On Oct. 14, Associated Builders and Contracters submitted comments to the Occupational Safety and Health Administration (OSHA) requesting that it withdraw a proposed rule and supplemental notice requiring employers to electronically submit detailed injury and illness records to the agency. For the first time, OSHA plans to make this information publically available on the Internet through a new searchable database, as well as use the data for enforcement purposes.
Under the proposed rule, OSHA would require establishments that have employed between 20 and 249 employees at any time in the previous calendar year electronically submit a form (OSHA Form 300A) on an annual basis. Establishments that employed 250 or more employees in the previous calendar year would be required to electronically submit the OSHA 300A form annually and submit the OSHA Forms 300 and 301 quarterly.

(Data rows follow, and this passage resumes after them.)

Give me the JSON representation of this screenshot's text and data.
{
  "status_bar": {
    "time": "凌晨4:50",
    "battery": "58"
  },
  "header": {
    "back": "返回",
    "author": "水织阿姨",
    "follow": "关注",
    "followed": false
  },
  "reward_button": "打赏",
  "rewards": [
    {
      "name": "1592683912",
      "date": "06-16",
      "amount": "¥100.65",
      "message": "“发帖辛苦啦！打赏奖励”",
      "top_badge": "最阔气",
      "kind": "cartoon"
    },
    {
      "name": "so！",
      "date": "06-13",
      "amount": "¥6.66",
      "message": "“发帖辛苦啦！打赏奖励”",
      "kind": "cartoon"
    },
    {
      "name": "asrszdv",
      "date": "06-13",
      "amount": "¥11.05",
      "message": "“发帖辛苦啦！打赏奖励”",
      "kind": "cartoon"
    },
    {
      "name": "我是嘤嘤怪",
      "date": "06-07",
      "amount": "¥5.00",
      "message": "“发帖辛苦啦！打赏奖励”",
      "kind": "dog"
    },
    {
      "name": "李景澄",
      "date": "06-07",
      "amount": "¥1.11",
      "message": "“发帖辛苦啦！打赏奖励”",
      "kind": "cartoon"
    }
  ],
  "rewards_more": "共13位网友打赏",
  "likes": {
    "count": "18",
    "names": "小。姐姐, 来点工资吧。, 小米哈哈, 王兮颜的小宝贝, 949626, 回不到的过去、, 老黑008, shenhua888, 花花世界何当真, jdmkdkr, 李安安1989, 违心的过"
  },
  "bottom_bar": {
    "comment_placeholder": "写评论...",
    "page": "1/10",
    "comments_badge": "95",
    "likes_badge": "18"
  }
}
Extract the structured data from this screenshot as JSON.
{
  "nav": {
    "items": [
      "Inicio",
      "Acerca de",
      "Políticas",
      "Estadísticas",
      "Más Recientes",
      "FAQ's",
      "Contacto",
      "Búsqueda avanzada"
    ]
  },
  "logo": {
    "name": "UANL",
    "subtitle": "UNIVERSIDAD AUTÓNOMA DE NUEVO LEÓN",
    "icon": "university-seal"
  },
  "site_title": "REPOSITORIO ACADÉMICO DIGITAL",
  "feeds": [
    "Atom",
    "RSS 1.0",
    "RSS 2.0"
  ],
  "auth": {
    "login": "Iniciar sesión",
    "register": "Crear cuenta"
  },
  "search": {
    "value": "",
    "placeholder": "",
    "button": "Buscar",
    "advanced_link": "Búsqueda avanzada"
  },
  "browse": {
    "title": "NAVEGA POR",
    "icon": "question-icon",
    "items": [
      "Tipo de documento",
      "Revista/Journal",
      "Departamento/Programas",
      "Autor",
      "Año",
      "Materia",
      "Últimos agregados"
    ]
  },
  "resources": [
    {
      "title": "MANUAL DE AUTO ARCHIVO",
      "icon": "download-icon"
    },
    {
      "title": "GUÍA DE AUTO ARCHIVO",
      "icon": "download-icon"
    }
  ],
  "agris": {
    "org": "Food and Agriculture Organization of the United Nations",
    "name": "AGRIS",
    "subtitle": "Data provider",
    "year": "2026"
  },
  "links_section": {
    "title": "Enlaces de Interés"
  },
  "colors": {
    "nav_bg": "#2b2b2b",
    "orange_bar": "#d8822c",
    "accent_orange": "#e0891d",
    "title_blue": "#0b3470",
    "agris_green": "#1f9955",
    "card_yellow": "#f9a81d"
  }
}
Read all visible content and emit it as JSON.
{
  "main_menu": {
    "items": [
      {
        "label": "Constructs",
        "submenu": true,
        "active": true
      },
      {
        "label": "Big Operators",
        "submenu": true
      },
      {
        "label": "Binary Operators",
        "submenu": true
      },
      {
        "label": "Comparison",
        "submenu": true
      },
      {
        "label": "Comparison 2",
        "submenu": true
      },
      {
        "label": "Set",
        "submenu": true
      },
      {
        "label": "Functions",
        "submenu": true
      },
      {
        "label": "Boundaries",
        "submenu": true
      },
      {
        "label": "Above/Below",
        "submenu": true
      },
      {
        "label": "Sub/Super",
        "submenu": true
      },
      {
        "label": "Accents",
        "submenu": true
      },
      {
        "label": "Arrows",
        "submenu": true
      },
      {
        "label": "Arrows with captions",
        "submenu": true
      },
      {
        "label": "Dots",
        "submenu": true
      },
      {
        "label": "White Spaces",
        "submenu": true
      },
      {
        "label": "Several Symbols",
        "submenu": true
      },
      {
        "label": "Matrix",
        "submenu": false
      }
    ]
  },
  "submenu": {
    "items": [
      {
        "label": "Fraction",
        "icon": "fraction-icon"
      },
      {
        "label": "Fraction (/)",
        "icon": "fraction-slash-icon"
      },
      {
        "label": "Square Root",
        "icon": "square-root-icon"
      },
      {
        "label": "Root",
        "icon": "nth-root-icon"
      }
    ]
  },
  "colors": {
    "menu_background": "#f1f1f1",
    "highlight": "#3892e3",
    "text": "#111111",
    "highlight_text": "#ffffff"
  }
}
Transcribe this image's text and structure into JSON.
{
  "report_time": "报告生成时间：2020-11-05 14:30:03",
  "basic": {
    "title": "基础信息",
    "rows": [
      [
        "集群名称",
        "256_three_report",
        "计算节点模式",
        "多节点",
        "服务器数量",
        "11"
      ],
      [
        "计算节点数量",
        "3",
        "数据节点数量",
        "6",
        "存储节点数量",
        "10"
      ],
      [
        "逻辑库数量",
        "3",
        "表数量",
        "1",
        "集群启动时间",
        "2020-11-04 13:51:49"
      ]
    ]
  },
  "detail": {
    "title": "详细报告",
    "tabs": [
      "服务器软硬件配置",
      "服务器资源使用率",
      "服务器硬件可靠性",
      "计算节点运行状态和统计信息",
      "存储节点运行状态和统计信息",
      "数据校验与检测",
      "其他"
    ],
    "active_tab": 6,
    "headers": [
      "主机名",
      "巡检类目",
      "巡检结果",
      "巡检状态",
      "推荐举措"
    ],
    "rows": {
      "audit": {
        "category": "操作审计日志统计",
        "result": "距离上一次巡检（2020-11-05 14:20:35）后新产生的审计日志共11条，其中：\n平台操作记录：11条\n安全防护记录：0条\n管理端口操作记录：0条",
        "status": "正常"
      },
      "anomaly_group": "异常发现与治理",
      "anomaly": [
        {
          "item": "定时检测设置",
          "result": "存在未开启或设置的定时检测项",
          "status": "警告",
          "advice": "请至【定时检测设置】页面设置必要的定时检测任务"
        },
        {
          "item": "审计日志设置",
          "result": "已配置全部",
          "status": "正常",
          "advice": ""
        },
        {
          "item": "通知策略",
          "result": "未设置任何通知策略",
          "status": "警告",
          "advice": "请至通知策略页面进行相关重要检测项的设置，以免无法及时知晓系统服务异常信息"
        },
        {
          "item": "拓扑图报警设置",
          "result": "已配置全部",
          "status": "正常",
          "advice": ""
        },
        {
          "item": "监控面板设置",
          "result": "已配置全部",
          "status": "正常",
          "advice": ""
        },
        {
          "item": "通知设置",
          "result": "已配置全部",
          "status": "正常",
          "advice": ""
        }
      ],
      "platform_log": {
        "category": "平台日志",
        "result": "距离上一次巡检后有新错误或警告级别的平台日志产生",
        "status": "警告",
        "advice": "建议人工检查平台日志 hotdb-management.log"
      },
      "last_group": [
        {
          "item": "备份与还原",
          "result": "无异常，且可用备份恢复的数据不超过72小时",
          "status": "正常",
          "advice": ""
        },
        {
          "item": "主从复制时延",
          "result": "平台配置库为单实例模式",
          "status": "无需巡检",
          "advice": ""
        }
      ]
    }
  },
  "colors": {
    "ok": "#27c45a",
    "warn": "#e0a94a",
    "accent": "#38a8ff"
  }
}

The supplemental notice of proposed rulemaking published Aug. 14, 2014, comes in response to concerns expressed by stakeholders that the initial proposed rule could motivate employers to under-record their employees’ injuries and illnesses.
In its comments, ABC pointed out that the agency lacked any supporting evidence to justify the claim of underreporting due to employer policies that allegedly discourage reporting of injuries and illnesses. In addition, ABC criticized the proposal itself, citing OSHA’s decision to pose a series of questions for comment, rather than provide actual regulatory text to which stakeholders could respond.
The ABC-led Coalition for Workplace Safety, reiterated its position that OSHA should withdraw the proposed regulation, including the supplemental notice, stating there is no indication that the current recordkeeping requirements in place are ineffective.